[[ Recorded information open ]]

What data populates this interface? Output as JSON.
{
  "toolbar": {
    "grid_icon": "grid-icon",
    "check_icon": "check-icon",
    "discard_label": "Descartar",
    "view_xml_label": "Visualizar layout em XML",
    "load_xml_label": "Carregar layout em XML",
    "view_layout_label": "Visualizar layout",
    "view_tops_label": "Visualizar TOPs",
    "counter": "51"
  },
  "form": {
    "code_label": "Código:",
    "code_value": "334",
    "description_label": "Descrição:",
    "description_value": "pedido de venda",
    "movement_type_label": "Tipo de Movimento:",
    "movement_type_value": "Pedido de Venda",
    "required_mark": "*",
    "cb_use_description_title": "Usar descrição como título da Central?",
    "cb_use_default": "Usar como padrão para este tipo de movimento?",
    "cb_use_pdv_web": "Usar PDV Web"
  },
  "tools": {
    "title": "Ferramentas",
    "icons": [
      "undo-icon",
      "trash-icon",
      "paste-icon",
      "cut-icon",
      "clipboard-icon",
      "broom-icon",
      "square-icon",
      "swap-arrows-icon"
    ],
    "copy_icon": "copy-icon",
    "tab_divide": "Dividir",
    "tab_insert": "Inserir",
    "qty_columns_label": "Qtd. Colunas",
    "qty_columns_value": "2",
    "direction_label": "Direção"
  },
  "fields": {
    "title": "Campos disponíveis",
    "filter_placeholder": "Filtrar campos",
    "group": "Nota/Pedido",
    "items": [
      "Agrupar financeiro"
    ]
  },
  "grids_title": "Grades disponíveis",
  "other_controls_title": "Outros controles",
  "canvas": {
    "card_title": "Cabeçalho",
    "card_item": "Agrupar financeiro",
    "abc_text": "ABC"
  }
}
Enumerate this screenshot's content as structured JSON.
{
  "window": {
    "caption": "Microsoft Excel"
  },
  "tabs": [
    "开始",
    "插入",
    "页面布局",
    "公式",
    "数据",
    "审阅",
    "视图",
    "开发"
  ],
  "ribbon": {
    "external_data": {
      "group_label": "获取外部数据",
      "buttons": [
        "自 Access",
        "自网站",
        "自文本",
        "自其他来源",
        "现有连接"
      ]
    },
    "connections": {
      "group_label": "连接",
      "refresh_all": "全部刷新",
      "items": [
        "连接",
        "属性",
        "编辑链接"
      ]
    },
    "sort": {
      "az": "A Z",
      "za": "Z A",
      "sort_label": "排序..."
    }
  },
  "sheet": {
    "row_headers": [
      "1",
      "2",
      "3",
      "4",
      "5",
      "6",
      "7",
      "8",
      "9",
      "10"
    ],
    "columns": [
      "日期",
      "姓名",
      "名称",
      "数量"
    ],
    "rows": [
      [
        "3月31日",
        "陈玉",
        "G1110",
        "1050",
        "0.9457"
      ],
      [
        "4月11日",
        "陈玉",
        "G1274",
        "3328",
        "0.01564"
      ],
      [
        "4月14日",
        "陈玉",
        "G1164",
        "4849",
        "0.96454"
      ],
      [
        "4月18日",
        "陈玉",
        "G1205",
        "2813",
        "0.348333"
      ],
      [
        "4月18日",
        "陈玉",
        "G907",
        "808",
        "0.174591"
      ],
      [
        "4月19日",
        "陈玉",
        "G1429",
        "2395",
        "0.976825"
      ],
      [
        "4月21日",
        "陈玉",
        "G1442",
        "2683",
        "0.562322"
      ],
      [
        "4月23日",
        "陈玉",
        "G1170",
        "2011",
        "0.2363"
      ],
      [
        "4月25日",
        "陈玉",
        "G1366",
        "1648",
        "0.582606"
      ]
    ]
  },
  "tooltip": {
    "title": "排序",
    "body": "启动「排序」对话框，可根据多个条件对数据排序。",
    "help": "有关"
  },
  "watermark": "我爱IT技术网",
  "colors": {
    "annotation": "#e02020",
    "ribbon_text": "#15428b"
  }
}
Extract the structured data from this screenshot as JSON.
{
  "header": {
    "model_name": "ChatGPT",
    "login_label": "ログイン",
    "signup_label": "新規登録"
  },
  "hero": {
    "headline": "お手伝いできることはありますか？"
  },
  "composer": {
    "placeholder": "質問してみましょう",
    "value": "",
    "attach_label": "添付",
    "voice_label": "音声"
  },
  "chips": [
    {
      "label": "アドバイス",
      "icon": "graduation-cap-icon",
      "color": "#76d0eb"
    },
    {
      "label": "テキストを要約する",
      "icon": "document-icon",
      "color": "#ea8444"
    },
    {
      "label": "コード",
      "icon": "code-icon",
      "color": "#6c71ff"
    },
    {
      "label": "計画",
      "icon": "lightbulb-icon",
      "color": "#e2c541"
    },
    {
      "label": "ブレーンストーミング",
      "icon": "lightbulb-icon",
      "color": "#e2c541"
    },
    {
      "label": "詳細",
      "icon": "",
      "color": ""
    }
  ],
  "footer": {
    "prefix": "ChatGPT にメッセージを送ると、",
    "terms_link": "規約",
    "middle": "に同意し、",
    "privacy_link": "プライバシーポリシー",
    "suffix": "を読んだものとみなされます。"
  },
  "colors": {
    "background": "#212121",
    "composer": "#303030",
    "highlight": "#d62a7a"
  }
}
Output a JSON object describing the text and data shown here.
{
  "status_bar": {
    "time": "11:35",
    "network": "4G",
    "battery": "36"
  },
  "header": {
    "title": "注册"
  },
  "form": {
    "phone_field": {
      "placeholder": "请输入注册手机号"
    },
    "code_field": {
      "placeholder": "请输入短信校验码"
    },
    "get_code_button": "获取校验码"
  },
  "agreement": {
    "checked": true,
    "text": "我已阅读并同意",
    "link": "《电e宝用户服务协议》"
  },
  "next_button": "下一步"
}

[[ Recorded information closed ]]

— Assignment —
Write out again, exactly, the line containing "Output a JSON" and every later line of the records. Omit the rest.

— Exercise output —
Output a JSON object describing the text and data shown here.
{
  "status_bar": {
    "time": "11:35",
    "network": "4G",
    "battery": "36"
  },
  "header": {
    "title": "注册"
  },
  "form": {
    "phone_field": {
      "placeholder": "请输入注册手机号"
    },
    "code_field": {
      "placeholder": "请输入短信校验码"
    },
    "get_code_button": "获取校验码"
  },
  "agreement": {
    "checked": true,
    "text": "我已阅读并同意",
    "link": "《电e宝用户服务协议》"
  },
  "next_button": "下一步"
}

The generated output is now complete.